**Task prompt**
Each line of the data below that contains "subtitle" must be copied.

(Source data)
··········

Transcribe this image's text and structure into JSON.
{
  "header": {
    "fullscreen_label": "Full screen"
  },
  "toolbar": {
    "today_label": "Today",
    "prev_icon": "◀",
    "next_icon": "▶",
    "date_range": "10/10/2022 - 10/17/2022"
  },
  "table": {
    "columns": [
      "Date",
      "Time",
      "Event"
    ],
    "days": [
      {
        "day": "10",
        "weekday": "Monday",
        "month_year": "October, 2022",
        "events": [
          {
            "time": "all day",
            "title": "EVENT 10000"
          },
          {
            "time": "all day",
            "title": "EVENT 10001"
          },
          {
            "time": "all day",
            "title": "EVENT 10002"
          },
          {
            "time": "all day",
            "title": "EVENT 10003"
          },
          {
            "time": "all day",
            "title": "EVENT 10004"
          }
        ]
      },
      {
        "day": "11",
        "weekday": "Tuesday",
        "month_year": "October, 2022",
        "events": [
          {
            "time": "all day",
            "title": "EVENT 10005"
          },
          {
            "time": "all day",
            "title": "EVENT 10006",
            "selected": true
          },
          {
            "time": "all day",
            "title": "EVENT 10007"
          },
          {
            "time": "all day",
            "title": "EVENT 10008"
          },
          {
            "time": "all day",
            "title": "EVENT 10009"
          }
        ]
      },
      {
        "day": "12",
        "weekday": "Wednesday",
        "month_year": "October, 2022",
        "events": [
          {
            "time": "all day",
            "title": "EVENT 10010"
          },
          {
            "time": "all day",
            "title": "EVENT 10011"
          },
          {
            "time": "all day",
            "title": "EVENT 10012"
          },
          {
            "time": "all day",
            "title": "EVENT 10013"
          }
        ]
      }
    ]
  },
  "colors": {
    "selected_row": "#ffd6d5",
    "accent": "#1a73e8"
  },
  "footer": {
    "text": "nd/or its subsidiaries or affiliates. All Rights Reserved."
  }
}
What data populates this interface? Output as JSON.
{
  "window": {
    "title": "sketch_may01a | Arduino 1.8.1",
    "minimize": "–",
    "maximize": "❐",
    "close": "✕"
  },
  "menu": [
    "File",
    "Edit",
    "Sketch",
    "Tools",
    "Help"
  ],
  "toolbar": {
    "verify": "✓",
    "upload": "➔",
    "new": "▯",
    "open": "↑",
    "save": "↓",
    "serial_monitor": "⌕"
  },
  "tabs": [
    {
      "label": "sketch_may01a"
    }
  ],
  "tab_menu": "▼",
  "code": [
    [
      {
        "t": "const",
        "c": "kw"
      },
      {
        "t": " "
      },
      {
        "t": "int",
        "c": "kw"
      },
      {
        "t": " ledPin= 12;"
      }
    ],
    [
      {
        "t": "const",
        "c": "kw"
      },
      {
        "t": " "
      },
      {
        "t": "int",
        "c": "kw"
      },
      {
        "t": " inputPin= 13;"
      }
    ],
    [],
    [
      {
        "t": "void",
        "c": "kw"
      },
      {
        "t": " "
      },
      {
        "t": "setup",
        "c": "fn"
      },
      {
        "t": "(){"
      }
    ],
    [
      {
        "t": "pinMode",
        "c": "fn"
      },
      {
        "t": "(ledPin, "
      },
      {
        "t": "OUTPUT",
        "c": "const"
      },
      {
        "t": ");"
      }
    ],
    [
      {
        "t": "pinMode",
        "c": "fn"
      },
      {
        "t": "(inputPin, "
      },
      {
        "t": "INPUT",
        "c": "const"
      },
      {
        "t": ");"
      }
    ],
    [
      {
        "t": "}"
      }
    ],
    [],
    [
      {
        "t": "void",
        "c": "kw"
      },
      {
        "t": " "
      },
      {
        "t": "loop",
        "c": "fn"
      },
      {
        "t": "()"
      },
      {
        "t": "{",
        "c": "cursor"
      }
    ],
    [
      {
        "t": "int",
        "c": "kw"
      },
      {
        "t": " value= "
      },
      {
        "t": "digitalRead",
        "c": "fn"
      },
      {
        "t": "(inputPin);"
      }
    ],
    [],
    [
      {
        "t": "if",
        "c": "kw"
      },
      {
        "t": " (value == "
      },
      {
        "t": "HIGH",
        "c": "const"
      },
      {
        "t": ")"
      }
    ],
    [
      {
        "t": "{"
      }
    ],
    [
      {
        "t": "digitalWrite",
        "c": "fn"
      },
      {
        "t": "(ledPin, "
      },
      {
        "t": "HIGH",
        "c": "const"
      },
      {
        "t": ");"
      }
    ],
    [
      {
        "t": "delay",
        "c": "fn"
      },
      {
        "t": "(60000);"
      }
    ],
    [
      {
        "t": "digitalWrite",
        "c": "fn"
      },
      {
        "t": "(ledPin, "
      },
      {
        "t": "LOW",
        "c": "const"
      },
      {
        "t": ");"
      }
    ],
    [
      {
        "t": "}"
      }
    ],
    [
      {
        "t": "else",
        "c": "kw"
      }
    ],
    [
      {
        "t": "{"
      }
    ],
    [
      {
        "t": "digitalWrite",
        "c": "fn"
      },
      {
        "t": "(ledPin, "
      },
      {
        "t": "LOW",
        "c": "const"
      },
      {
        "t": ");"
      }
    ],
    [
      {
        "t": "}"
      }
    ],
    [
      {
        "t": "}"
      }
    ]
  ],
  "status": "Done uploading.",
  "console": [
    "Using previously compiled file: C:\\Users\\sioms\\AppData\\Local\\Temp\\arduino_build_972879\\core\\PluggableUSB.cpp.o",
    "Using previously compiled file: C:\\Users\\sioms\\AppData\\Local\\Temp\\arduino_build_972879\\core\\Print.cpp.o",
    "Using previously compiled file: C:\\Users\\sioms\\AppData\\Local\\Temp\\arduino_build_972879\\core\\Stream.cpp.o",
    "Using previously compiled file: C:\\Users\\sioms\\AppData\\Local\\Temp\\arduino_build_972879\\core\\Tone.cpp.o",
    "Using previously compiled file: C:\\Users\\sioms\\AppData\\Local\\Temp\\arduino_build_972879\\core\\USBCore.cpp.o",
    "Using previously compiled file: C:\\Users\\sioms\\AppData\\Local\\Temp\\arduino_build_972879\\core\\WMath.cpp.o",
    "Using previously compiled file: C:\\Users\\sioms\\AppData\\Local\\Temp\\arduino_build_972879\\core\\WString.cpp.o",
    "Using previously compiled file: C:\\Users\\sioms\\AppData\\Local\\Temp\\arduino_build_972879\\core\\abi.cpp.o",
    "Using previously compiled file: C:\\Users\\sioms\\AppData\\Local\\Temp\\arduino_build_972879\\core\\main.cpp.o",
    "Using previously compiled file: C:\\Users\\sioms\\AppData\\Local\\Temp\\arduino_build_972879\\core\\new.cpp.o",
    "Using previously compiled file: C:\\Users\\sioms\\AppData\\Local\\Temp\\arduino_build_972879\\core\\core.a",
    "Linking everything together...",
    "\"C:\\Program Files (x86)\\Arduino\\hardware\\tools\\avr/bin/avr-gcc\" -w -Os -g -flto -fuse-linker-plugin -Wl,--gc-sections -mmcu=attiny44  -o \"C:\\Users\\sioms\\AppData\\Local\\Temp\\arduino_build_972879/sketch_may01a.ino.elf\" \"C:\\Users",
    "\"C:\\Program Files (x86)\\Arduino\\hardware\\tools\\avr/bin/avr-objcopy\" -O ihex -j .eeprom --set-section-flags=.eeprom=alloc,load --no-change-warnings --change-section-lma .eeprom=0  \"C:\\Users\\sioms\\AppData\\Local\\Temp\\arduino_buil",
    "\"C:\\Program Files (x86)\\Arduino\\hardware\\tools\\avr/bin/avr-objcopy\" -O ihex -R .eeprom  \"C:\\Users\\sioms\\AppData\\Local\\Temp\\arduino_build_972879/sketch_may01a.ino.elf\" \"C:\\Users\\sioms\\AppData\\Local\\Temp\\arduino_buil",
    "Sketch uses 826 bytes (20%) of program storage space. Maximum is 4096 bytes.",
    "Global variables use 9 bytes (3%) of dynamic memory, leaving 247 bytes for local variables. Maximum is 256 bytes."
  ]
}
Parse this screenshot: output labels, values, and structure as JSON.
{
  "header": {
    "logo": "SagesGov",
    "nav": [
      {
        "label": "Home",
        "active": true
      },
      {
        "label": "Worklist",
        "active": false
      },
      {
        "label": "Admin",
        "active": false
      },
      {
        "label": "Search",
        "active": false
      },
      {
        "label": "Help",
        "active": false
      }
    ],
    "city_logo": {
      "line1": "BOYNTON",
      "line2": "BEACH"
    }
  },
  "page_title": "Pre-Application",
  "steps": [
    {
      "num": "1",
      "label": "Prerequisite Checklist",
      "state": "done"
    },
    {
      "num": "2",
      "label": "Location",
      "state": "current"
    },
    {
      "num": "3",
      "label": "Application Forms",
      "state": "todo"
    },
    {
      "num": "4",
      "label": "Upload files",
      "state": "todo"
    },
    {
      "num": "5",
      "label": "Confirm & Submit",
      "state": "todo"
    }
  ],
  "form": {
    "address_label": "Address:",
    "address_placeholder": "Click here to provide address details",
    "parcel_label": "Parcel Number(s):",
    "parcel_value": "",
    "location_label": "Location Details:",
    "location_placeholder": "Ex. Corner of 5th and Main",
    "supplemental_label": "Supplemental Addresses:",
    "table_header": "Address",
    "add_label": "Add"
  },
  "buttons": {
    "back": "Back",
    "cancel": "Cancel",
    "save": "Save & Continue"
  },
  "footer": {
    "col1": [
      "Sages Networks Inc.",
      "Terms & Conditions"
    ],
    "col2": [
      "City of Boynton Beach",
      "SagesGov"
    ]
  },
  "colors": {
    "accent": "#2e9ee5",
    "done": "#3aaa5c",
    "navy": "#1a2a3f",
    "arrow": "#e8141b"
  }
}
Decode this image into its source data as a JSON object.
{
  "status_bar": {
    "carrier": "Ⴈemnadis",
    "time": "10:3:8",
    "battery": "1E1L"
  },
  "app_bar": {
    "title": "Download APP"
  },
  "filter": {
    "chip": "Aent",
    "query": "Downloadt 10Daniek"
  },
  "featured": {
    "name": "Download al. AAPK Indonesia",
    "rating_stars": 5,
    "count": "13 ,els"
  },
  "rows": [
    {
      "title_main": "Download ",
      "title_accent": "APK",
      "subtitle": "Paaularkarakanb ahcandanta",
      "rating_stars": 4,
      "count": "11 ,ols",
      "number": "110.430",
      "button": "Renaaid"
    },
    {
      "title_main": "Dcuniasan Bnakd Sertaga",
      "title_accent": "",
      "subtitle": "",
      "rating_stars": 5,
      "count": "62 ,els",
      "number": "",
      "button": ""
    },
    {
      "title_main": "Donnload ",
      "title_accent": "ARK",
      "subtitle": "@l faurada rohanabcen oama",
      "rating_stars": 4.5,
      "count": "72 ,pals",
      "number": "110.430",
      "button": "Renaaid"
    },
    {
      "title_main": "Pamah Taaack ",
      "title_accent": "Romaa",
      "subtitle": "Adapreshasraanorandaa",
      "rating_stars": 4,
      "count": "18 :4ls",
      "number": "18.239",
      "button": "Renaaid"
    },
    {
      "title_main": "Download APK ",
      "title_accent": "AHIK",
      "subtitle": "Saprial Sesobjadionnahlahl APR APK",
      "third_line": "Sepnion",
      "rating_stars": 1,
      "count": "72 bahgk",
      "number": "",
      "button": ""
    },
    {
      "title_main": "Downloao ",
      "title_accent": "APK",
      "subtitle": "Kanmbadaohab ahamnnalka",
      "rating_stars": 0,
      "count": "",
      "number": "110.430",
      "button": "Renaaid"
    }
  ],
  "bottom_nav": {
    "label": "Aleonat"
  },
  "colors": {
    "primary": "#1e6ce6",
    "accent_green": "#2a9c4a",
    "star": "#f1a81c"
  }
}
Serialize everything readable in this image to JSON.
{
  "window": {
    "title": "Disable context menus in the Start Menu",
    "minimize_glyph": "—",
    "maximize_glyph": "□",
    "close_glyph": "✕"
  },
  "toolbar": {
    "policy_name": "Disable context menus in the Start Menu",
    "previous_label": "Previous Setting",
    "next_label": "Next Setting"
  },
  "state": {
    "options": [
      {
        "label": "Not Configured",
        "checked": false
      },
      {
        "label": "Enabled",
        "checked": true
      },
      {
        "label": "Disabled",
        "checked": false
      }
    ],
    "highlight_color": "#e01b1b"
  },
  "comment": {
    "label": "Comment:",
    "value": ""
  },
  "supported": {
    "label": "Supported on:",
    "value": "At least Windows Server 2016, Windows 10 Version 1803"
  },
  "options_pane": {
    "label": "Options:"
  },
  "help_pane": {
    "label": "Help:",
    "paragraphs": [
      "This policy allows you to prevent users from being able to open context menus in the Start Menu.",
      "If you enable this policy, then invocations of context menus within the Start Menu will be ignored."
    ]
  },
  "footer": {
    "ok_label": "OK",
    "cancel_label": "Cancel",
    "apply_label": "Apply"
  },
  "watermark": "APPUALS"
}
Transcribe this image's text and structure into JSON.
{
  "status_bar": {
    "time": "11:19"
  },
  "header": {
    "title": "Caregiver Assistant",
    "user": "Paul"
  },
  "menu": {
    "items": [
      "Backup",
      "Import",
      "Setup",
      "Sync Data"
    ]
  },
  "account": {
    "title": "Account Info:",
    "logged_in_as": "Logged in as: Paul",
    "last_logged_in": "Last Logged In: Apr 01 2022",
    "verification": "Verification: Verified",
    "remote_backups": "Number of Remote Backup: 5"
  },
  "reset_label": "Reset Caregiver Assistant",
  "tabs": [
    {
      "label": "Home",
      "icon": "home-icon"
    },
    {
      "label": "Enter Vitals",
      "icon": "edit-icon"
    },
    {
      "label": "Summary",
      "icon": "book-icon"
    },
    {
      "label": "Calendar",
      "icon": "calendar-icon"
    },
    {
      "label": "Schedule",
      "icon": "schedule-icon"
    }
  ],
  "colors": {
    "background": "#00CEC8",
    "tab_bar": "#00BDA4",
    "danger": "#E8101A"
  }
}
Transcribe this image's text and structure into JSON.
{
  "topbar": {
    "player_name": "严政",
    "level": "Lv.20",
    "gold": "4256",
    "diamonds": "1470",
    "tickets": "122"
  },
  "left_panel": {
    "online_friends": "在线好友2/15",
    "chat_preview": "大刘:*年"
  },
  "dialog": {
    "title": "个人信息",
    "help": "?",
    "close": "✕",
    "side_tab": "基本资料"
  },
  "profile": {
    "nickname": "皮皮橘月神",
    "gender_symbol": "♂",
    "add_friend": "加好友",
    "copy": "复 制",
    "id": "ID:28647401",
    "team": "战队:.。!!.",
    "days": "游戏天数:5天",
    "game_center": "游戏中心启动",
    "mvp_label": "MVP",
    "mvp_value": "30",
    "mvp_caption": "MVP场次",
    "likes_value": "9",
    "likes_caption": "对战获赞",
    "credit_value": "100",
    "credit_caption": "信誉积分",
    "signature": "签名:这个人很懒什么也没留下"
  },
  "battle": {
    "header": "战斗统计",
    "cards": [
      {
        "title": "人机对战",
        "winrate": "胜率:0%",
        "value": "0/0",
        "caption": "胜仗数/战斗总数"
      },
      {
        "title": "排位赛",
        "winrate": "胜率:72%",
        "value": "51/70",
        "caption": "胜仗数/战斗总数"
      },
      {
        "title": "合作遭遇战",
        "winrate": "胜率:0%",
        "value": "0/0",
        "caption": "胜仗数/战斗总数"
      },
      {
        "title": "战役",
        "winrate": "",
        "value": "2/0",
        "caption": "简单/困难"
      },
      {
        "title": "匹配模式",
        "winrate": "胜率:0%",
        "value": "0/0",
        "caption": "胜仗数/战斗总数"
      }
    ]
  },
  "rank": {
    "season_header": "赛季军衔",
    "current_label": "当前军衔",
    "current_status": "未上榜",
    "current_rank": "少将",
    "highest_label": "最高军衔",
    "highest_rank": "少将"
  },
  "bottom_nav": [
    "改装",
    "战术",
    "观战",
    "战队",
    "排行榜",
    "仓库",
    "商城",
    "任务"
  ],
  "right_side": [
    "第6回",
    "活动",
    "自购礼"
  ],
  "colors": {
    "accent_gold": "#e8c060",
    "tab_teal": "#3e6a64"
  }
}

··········

**Response**
      "subtitle": "Paaularkarakanb ahcandanta",
      "subtitle": "",
      "subtitle": "@l faurada rohanabcen oama",
      "subtitle": "Adapreshasraanorandaa",
      "subtitle": "Saprial Sesobjadionnahlahl APR APK",
      "subtitle": "Kanmbadaohab ahamnnalka",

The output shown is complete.